August 20, 2008

Actors that are not only still alive, but have been consistenly working since their heyday

It's always sad when a prominent and/or talented star either retires, fades into obscurity, or dies. Sometimes after the former two happen, the star in question will make a comeback, for better or worse (looking at you, Jane Fonda...seriously, Monster-in-Law was worth coming out of retirement?). But there are also curious cases where not only is a star still working, but they never stopped - although simultaneously fading out of the collective consciousness. Here's a sampling of some such actors, whom you might have even assumed to be deceased or retired, but have been slaving away in showbiz all these years (with varying degrees of success).

1. Faye Dunaway
Poor Faye. She was a go-to girl in the late 60s and the 70s for playing complex and sophisticated women, winning an Oscar for her devilish role in Network (1976) and earning nominations for her roles in the classics Bonnie and Clyde (1967) and Chinatown (1974).

And then?

Lots of TV movies and TV guest appearances. Dunston Checks In in 1996, where she costarred with a monkey. Independent movies where she is billed near the bottom.

Lowest point: Cougar Club (2007).We're not talking about wildcats here....

2. Eli Wallach
Making his film debut in Elia Kazan's Baby Doll in 1956, Wallach is best known for his menacing turns in The Magnificent Seven (1960) and The Good, the Bad, and the Ugly (1966), but kept busy with juicy roles through the 1970s. He is also a Tony-winning stage actor.

And then?

TV appearances ("Whoopi"??), voiceover work, an uncredited bit part in Mystic River (is that cool or sad?), and headlining several independent films about Italians. At least he's managed to maintain lead or high billing all these years, but that doesn't really matter if no one sees the movie, huh? He shows no signs of slowing down despite being 93 YEARS OLD.

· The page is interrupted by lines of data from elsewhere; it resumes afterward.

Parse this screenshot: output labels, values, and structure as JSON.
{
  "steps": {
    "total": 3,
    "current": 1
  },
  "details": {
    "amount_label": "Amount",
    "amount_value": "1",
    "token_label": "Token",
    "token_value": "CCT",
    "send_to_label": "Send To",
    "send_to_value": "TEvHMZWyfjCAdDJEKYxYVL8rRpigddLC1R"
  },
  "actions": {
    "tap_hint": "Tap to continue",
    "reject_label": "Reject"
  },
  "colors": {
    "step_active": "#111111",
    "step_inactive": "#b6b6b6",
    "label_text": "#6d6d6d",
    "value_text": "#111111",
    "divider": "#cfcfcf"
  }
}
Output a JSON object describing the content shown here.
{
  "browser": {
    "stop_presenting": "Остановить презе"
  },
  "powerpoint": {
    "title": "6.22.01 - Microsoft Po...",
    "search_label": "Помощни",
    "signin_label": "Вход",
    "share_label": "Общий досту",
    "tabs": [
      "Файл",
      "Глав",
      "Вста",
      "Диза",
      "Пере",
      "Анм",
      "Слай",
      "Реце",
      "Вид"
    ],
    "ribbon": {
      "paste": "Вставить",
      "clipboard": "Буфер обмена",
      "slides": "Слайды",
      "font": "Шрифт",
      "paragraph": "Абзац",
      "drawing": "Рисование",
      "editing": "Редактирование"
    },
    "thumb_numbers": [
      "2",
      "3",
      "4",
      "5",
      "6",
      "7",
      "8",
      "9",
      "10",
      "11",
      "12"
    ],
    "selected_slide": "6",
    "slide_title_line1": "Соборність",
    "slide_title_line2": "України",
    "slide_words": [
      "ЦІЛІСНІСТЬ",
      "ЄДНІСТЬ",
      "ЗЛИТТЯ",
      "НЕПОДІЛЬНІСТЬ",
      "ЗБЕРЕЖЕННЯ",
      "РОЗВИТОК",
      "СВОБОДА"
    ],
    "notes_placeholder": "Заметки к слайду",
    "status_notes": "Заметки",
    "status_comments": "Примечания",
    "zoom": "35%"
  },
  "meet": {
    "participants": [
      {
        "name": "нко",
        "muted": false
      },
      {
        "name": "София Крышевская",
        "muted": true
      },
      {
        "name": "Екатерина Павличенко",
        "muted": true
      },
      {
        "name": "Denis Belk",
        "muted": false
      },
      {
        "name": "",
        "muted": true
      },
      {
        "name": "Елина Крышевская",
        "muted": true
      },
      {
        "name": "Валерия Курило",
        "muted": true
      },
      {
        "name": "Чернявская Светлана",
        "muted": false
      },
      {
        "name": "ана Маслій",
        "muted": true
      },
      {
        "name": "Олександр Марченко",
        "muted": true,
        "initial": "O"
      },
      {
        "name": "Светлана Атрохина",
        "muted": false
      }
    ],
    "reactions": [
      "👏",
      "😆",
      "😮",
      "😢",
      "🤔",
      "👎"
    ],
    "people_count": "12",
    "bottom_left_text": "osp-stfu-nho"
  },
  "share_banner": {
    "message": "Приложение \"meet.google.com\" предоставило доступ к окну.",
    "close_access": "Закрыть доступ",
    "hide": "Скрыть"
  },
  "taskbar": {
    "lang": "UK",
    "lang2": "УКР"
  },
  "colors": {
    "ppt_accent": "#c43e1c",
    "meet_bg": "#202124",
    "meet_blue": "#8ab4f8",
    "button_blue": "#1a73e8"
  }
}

Lowest point: Two Much (1996). Right from the punny title, you know it's comedy genius...

3. Mickey Rooney
Best known as a child star, Rooney of one of the major musical stars in MGM's stable in the 1930s. He made 15 films as his Andy Hardy character, costarring often with Judy Garland, and countless shorts as his Mickey McGuire character. He received four Oscar nominations, and a special "juvenile" Academy Award in 1939.

And then?

He did receive one of his Oscar nominations in 1979 for The Black Stallion, an impressive four or five decades past his heyday. But he never stopped - there were TV movies, endless appearances as a grandfather figure, voice work, and bad, bad movies.

Lowest point: The year 1998. How about Sinbad: The Battle of the Dark Knights (1998), with its stunning 1.6 star rating on IMDB? Or how about Babe: Pig in the City (also 1998), where he is credited as "Fugly Floom, The Speechless Man in Hotel"?

4. Kevin McCarthy
Best known for his role as the lead in the 1956 classic Invasion of the Body Snatchers, McCarthy also had a Golden Globe-winning turn as Biff Loman in 1951's Death of a Salesman. He also made an appearance on practically every TV show of the 50s and 60s.

And then?

Even though he acted highbrow fare like the 1966 adaptation of Chekhov's The Three Sisters, McCarthy hasn't lost touch with schlock. He played "fire department rescuer" in the campy Mommy (1995) and despite his ripe old age of 94 he has a film coming out called The Ghastly Love of Johnny X (tagline:
" They Sing! They Dance! They're Teenagers from Outer Space!"). He also played Dr. Bennell in Looney Tunes: Back in Action (2003), a groan-inducing nod to his character's name in Invasion.

Lowest point: Trail of the Screaming Foreheads. Yes. This exists.

5. Lauren Bacall
A husky-voiced screen siren of the 1940s, Bacall made her smoldering debut in To Have and Have Not (1944), playing opposite future husband Humphrey Bogart (they fell in love during filming). They made three more films together, and Bacall moved on to other such films as How To Marry a Millionaire (1953) and Murder on the Orient Express (1974).

And then?

She actually received an Oscar nomination in 1996 for The Mirror Has Two Faces. Through the turn of the millennium, she's been in about one movie a year, often with fairly high billing. You go, girl.

Lowest point: none, really. I mainly included her on this list because she is often thought to be dead. Even if she did star in some movies that weren't amazing, there was no Trail of the Screaming Foreheads equivalent.

Any surprises here? Who else fits this description?


Anonymous said...

Trail of the Screaming Forehead is one of Larry Blamire's parodies of b-movies. (He wrote, directed, and starred in The Lost Skeleton of Cadavra, which was absolutely hysterical.)
I certainly wouldn't count appearing in this film against anyone's filmography.

Anonymous said...

I thought B movies were ALREADY parodies.